OK, that was a little dramatic, but it can happen and I’m sure you get the point that at times traders of all levels can become susceptible to the dangers of Fear, Hope and Greed.
So how can we manage them so that it doesn’t impact our trading?
In this weeks 'Thursday Trading Thought' Brent Penfold is going to share some practical tips on how to overcome these 3 dangers, so let head on over to our chat with Brent to see what he has to share.
So here it is, the 2nd part of our conversation with Brian Miller from Optimized Trading.
In the chat today we're going to combine some new topics with an expansion on our previous conversation, including:
A common misconception with systematic and algorithmic trading is that it removes the impacts of human psychology on trading.
But that’s really not the case.
In fact, even when we’ve got trading platforms automatically executing trades for us, the mental aspects of trading can still have an impact on execution, model development, position sizing and other areas...

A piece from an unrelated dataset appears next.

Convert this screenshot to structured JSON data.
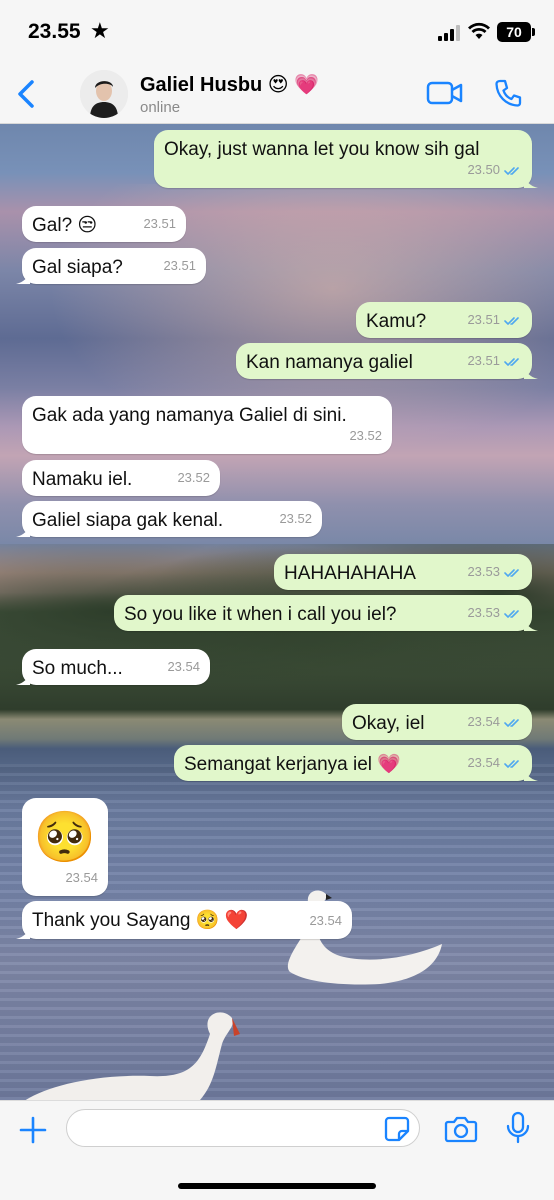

Sometimes without us even knowing.
And not only can they have a negative effect on our trading results, but can also take a toll on our health, well-being, relationships and other areas of our personal lives.
But by being able to identify issues and putting plans in place to address them, we can make better trading decisions.
So how do we do that?
In today’s Trading Thought we’re going to hear Laurent Bernut explain a technique that he uses, plus he also shares a 'jedi mind trick' that can quickly reset some of the mental states traders can get into.
You may have noticed over the past few weeks of 'Thursday Trading Thoughts' that we’ve been following a theme.
In episode 113 we heard about a test Kevin Davey calls the ‘Monkey test’, which can be used to measure the effectiveness of entries and exits.
Then in episode 114 we reviewed a technique that Dave Bergstrom shared to measure the decay of a trading edge so that we can determine when an edge has gone, and not overstay our welcome at the party.
In this weeks trading thought we’re going to discuss the process of combining edges, filters, conditions into a trading system.
A common practice when building trading strategies is to combine indicators or filters to see how that particular combination impacts performance, however this practice can be overused or abused, leading to curvefit strategies that don’t perform so well in live trading.
In today’s episode we're going to hear one solution for this problem, from our guest Art Collins, who is going to tell us the process he uses to combine edges while reducing the risk of overfitting, so let's hear from Art.
Glad you could join us today for our chat about intelligent systems that maintain themselves.
Sounds good doesn’t it?
Well actually, that’s not all we’re going to discuss today, we’ve got so much more than that.
Our guest for this episode is David Stendahl, from Signal Trading Group.
David is a CTA with more than 20 years of experience designing and trading systems, and not only is he an international speaker and the author of 4 books but he also co-created the backtester in Tradestation many years ago.
In this episode he’s got a lot to share with us, here are just some of the points we cover:
Last week we reviewed a technique Kevin Davey shared to measure the effectiveness of entries and exits using something he calls ‘the monkey test’.
This week we’re going to look at entries and exits from a slightly different angle:
In this episode we’re going to review a technique that Dave Bergstrom uses to measure the decay of a trading edge.
We pick up the conversation talking about validating trading strategies for robustness, take a listen!